In Search of Western White Pines

Post Register August 29, 2013

We were off to find a giant. Somewhere on the Palouse River of North Idaho, there was a record Western white pine, a remnant of days gone by. At 200 feet tall and greater than six feet in diameter, it was a behemoth. It was ancient as well. It was a seedling when Columbus first bumped into the Americas.

We found that giant, but we were too late to be able to appreciate it alive. It succumbed in 1998 and now lay quietly on the forest floor. It was gone, like the rest of the giant white pines that once dotted Northern Idaho, Eastern Washington, Western Montana and Southern British Columbia.

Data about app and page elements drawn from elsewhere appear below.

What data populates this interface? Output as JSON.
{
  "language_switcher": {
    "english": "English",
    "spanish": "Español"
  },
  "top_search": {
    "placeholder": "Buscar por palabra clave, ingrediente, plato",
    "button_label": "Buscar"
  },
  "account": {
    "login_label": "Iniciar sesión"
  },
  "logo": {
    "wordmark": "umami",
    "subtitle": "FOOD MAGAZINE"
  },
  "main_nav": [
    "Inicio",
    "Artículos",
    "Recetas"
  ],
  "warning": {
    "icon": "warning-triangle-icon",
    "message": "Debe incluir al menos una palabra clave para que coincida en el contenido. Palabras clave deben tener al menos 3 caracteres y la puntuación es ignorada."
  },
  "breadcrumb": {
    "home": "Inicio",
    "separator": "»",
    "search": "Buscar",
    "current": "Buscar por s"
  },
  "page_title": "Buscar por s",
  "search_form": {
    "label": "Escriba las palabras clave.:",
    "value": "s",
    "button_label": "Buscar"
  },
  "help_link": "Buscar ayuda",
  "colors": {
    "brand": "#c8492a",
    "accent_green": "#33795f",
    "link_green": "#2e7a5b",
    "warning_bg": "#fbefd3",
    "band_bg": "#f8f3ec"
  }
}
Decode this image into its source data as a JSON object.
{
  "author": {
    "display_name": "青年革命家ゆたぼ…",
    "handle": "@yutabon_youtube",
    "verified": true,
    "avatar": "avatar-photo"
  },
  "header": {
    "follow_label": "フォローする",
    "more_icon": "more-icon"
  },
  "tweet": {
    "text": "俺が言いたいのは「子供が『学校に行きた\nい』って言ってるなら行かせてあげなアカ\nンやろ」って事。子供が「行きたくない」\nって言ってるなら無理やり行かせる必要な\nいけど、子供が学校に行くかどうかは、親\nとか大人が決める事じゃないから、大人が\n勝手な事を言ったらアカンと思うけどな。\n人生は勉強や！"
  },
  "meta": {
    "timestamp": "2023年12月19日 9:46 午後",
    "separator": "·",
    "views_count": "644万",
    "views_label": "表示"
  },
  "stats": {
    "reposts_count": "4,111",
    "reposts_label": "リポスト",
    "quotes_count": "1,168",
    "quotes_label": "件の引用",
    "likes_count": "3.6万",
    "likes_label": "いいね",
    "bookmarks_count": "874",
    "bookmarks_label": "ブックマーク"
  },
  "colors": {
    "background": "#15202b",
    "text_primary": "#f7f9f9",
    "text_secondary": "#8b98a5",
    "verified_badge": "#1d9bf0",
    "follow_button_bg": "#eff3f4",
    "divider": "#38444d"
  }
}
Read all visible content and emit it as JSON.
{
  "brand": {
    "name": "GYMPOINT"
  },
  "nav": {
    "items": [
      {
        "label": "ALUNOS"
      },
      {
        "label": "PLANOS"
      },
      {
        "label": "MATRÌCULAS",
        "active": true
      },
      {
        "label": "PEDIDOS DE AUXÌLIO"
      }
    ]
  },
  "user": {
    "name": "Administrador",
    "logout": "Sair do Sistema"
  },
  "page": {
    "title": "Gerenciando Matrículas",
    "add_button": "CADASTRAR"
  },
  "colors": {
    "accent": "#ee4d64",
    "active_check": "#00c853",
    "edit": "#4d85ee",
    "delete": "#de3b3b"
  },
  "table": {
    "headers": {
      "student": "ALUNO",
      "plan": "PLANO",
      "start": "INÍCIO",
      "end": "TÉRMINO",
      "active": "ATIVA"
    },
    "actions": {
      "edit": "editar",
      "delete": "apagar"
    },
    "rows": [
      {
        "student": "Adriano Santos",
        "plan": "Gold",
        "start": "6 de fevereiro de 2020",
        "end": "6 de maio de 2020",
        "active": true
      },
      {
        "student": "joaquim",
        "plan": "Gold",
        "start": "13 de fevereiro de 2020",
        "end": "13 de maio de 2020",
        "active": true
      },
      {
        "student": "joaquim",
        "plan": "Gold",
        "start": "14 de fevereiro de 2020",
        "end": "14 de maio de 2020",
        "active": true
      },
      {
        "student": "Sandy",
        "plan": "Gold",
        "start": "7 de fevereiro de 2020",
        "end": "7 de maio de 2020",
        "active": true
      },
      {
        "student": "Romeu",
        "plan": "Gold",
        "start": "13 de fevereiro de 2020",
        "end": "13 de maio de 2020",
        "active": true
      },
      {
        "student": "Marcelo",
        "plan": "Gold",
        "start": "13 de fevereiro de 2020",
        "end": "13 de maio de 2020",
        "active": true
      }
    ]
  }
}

The story of the Western white pine is a sad one. Once it was the most plentiful tree in North Idaho. Huge stands of giant trees dominated the landscape. But white pine is a desirable wood; straight grained, not prone to shrinkage or warping--it was perfect for door and window frames, and, of all things, matchsticks; billions and billions of them.

When lumbermen ran out of Eastern white pines in the Great Lakes states in the late 1800s, they turned their gaze west and spied the near virgin forests of Western white pine, or as they called it, king pine. Logging camps sprouted like mushrooms throughout the Western white pine range and a fury of harvest began. Hundreds of millions of boardfeet were felled each season and floated down rivers to waiting railcars.

As the white pine stands were succumbing to the saw, a new and even more devastating threat emerged. A timberland owner in British Columbia believed he could have seedlings needed for reforestation grown more cheaply in France. So, he sent off the seed and in due time received the seedlings he had ordered, along with a hidden pathogen, blister rust. From this single source, the fungus spread like a bucket of spilled milk, infecting white pines throughout their range. Blister rust almost always killed the tree, and remaining giants began to dwindle faster than the saws could find them.

Native currant and gooseberry shrubs turned out to be a great alternate host for the blister rust, spreading it into forests, just waiting for a white pine to dare and grow. Even though these shrubs are native, they have become the target of eradication programs in the name of saving the Western white pine.

Reeling from the blister rust attack, white pines were also ravaged by pine beetle outbreaks. Fire suppression was the final blow that brought white pine down. Without fires, competing conifers, more shade tolerant than white pine, overtook the forests once dominated by the Western white pine and created conditions where white pines could not grow.

Today, Western white pines, Idaho’s State Tree, hold on to less than five percent of their original range. Giants that escaped the saw, the blister rust and the beetle, are few indeed. Hopefully we’ve learned from its story a lesson about being so cavalier with a treasured natural resource. If Western white pines ever return to even a semblance of their former glory, maybe this time we won’t be willing to trade them for matchsticks.

Cathy Thomas stands next to the sawn trunk of the former Idaho State Champion Western White Pine. It died in 1998 and is a record that will likely never be replicated.